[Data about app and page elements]
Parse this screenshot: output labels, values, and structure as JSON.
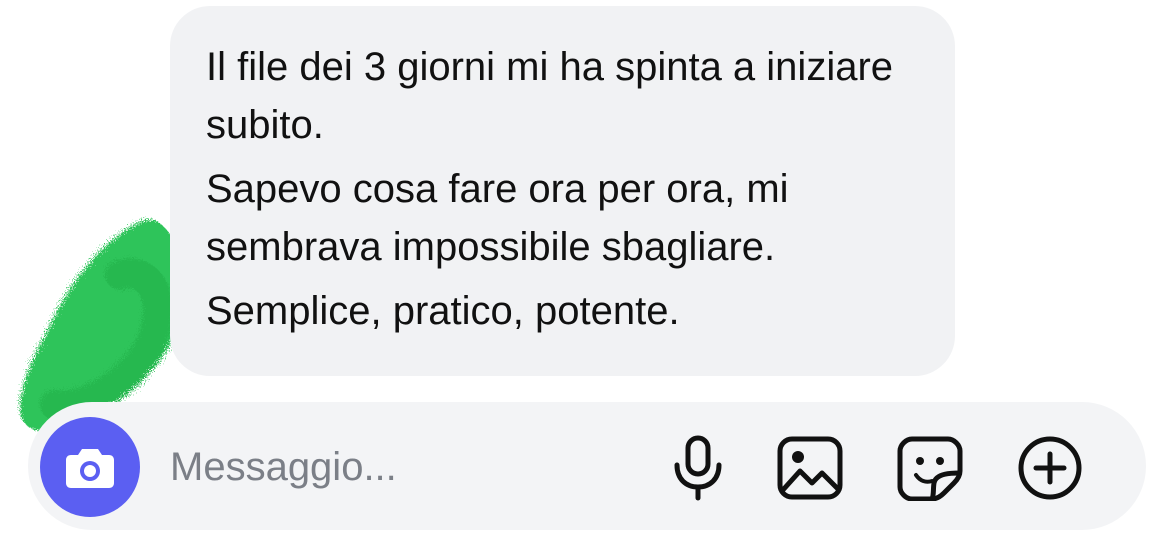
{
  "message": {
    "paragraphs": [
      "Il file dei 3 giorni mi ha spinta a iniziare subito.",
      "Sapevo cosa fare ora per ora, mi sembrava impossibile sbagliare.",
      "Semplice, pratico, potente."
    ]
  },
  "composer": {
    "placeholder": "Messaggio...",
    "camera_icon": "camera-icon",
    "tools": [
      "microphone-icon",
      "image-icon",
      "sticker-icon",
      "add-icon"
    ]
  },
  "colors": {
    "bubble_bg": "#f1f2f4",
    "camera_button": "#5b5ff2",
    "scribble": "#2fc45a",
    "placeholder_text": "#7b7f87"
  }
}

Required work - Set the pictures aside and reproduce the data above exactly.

Answer to the exercise -
Parse this screenshot: output labels, values, and structure as JSON.
{
  "message": {
    "paragraphs": [
      "Il file dei 3 giorni mi ha spinta a iniziare subito.",
      "Sapevo cosa fare ora per ora, mi sembrava impossibile sbagliare.",
      "Semplice, pratico, potente."
    ]
  },
  "composer": {
    "placeholder": "Messaggio...",
    "camera_icon": "camera-icon",
    "tools": [
      "microphone-icon",
      "image-icon",
      "sticker-icon",
      "add-icon"
    ]
  },
  "colors": {
    "bubble_bg": "#f1f2f4",
    "camera_button": "#5b5ff2",
    "scribble": "#2fc45a",
    "placeholder_text": "#7b7f87"
  }
}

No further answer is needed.